I recently read a blog post by Akaya Windwood, President of the Rockwood Leadership Institute in which she articulated some of the seemingly contradictory internal responses, thoughts, reflections she felt in the midst of so much good and bad that is happening in the world. Her post, coupled with all the information overload, tragedy and work over the past week and before inspired me to pull out a book that a small team of us published last year and re-read to center myself. And to remind myself that this too shall pass. In the midst of chaos and upheaval, when people are overwhelmed or just dealing with a lot at one time, many turn to religion or some sort of moral system for grounding and/or to help them navigate the storms, seeking the best or appropriate path forward.  So much of what we seek outside ourselves already resides within; we just have to discover it.  And it is helpful to remember that the only constant in the universe is change.  The economic system under which we live for example - the cause of extreme wealth for a few at the expense of the majority of the world's population and the health of the earth - was born only a couple of hundred years ago and will at some point give way to something else. 

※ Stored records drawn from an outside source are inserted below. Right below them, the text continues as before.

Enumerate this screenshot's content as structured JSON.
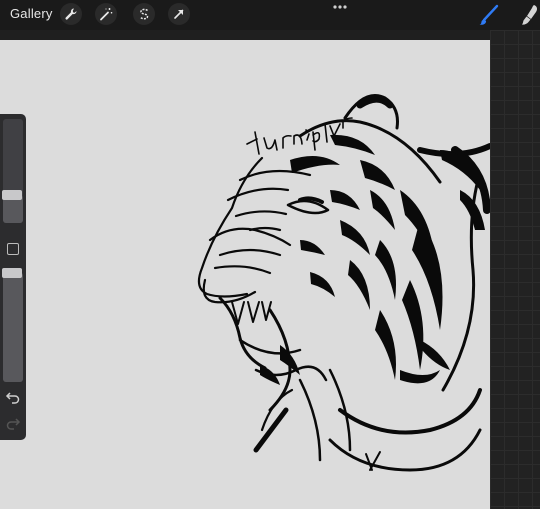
{
  "toolbar": {
    "gallery_label": "Gallery",
    "left_tools": [
      "wrench-icon",
      "magic-wand-icon",
      "selection-icon",
      "transform-arrow-icon"
    ],
    "right_tools": [
      "brush-icon",
      "smudge-icon"
    ],
    "active_tool": "brush",
    "accent": "#2f7bf5"
  },
  "sidebar": {
    "brush_size_level": 0.27,
    "opacity_level": 0.99
  },
  "canvas": {
    "background": "#dcdcdc",
    "signature": "turniplvr",
    "content": "tiger-head-ink-sketch"
  }
}
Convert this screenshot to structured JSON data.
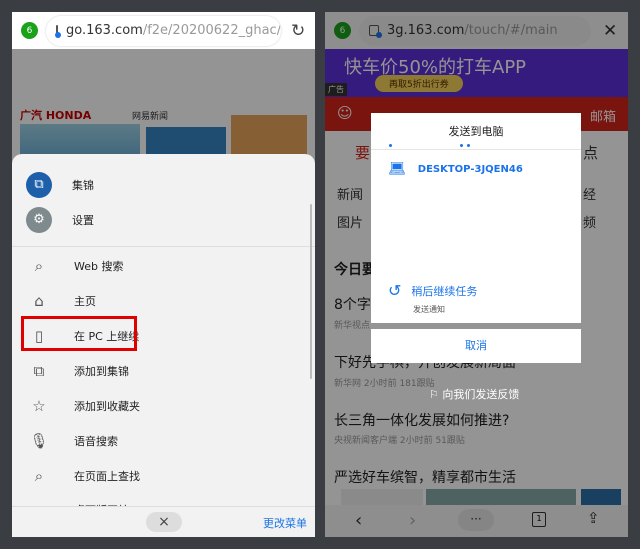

Friday, August 7, 2015

Are you on your path?

In meditation this morning, a question came to mind that has been with me all day: 

Are you on your path?

Of course! i thought. But as it goes, often the simplest questions are layered with the potential to offer the most significant lessons. So rather than getting on with my day, filling it with a checklist of things, i paused to reflect. I paused to allow myself to peel back the layers of what it means to be on my path, what it entails, what is required and the implications outside myself.  

  • Being on a (my) path means that i have a general sense of the impact i want to make and how i want to show up in and with my family and community.  And in the course of doing this, i am guided by a general set of principles that include reciprocity, justice, kindness and compassion, propriety and so on. My questions to you are: What did you come to this earth to do in your lifetime? What do you see as your destiny? What is the impact you want to have in the spaces you define?
  • Being on a (my) path entails many things, including self-reflection, a commitment to learning from my and other's mistakes, loving myself, being non-judgmental, hard work and discipline, and a willingness to be flexible.  My questions to you are: What does walking on your path entail? What is your commitment, in practice, to fulfilling your destiny? How does it look on a daily basis?
  • Being on a (my) path requires disciplined, daily practice. Each person is different.  But observation and experience has taught me that "discipline makes things easier." (Thank Dead Prez for this track).
  • Being on a (my) path has implications for those around me.  The choices i make, the things i do, how i care for myself (or not), what i say, etc., impact those around me. And vice versa. For example, i've recently closed my facebook account as part of an effort to focus my time and energy a bit differently. This has put me and a couple of close friends and family in the position where we now have to communicate differently.  There are other examples that have far more significant implications i can point to, as can you perhaps. The bottom line is that regardless of the implications, living honestly, in alignment with your heart/your highest self  and moving in the direction of fulfilling your destiny is the right thing to do. Relationships and situations will change, shift, evolve as you do...sometimes that can be hard. But it won't always be.  

I can look at the decisions i make and the things i do each day and say yes, all of what i do moves me in the direction of ultimately fulfilling my destiny. But if i am honest with myself, i notice that at times certain thought forms, actions and interactions create road blocks, put me on winding roads and/or make walking my path a bit more challenging. This isn't necessarily or always a bad thing, but something to notice. So for me this question of being on my path is more a question of *how* am i on my path and in what ways can i make decisions that help me to grow, learn and become a more effective spiritual warrior-healer?

And to you i ask, *How are you on your path?*